Sir Jackie Stewart was honoured today as the Goodwood Revival paid tribute to the three-time Formula 1 World Champion. The stature of the motorsport luminaries, such as Sir Stirling Moss and John Surtees, present as 24 cars from Sir Jackie’s career lined up on the grid, was testament to the regard in which he is held not only for his track success but his campaigning work on racing safety. Lord March recalled how his grandfather, Freddie, ninth Duke of Richmond, had pointed out a young Jackie Stewart to him as a future world champion.
Sir Jackie himself led the parade away in Tyrrell 006, the Cosworth Ford-engined car in which he secured his 1973 title. Surtees gave chase in an ex-Team Surtees Lola T70 similar that which Sir Jackie had driven for him in 1965. The variety of machinery that followed them indicated the Scot’s versatility and the way in which grand prix drivers of the 1960s and 1970s would compete in more than one race at an international event.

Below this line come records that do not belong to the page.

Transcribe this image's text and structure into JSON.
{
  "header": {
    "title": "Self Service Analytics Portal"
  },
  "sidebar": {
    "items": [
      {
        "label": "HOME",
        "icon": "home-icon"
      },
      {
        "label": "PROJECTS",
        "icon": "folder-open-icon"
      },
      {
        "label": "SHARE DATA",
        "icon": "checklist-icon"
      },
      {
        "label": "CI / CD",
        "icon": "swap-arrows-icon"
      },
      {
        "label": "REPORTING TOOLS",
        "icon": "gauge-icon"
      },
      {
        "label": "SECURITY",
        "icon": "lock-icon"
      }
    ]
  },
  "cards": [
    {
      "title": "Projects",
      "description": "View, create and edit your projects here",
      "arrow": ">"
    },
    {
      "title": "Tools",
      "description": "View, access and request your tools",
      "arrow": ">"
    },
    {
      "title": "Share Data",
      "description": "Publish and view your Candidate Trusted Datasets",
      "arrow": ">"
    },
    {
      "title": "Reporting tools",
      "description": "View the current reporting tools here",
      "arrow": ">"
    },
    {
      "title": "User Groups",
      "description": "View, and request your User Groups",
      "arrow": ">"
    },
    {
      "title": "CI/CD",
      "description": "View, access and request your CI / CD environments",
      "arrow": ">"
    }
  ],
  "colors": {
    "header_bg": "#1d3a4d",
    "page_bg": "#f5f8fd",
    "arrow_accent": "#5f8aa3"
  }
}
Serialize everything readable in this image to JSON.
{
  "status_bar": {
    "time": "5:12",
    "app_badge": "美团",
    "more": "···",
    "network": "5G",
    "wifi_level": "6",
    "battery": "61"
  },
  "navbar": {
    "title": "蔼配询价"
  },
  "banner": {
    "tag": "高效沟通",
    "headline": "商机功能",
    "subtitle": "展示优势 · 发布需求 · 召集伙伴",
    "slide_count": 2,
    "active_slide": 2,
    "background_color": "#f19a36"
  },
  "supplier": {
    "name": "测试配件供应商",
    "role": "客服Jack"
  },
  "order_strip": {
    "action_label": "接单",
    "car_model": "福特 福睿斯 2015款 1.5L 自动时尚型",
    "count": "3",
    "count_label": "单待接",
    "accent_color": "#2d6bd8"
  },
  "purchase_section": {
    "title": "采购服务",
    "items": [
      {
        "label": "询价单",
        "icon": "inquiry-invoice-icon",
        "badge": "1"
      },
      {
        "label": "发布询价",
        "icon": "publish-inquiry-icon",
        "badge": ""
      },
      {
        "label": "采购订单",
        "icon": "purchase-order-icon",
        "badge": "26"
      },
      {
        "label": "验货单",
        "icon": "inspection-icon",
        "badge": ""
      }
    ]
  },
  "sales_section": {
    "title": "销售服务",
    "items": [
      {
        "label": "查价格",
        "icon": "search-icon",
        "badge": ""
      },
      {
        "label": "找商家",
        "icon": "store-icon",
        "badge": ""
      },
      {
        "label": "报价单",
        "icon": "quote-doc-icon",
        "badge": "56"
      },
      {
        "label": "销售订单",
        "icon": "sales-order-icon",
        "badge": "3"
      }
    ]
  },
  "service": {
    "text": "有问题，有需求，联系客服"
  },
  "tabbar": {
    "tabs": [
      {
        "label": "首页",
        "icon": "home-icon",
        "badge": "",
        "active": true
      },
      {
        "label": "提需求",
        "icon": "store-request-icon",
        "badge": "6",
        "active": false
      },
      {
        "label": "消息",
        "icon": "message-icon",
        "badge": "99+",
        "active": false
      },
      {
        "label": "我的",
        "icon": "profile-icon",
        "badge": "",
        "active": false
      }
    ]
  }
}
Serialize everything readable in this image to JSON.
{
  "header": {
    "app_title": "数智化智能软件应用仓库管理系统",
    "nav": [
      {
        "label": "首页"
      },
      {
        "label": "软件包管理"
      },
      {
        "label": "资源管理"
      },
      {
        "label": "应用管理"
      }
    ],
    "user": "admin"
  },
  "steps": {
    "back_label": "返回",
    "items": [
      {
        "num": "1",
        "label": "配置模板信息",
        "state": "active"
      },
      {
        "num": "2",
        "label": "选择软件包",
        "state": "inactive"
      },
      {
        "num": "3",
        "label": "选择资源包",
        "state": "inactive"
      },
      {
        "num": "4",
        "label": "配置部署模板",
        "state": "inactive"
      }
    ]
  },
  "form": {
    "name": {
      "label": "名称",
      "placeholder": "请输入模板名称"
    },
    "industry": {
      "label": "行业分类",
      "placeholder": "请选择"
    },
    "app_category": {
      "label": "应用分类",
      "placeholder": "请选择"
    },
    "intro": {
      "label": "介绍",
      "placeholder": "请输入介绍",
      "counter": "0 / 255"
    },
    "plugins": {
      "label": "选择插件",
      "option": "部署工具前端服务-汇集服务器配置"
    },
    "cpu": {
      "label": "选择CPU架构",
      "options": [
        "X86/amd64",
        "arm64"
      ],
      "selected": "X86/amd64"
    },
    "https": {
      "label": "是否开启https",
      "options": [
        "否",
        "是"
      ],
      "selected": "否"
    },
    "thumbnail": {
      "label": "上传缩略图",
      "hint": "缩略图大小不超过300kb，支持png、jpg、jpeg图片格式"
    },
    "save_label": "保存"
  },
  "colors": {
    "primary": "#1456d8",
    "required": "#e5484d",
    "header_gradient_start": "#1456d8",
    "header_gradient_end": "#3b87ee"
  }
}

Notable was the Cooper-BMC Formula 3 machine in which Sir Jackie first proved himself during a test session at Goodwood in 1964, driven in the parade by his son Mark. Goodwood was a significant circuit during Stewart’s early career for he was to become joint-lap record holder with his fellow great Scot, Jim Clark in 1965.
Grand Prix winner Mark Webber was among the other drivers, piloting the Matra-Cosworth MS80 in which Sir Jackie had won his first F1 title in 1969. Richard Attwood, Le Mans winner in 1970, was at the wheel of a BRM similar to that with which Sir Jackie took his first F1 win, while out on track was also the Lola-Ford with which he led the Indy 500 as a ‘rookie’. Ken Tyrrell, who was so significant in Sir Jackie Stewart’s career, was also remembered as Adam Tyrrell drove the first of his grandfather’s Formula One creations.
Sir Jackie Stewart said: “The Goodwood Revival’ is one of the great events of the year and it’s a great honour to have this kind of celebration put together by Lord March. It was at Goodwood where I first drove a single-seater 50 years ago, and it changed my career.”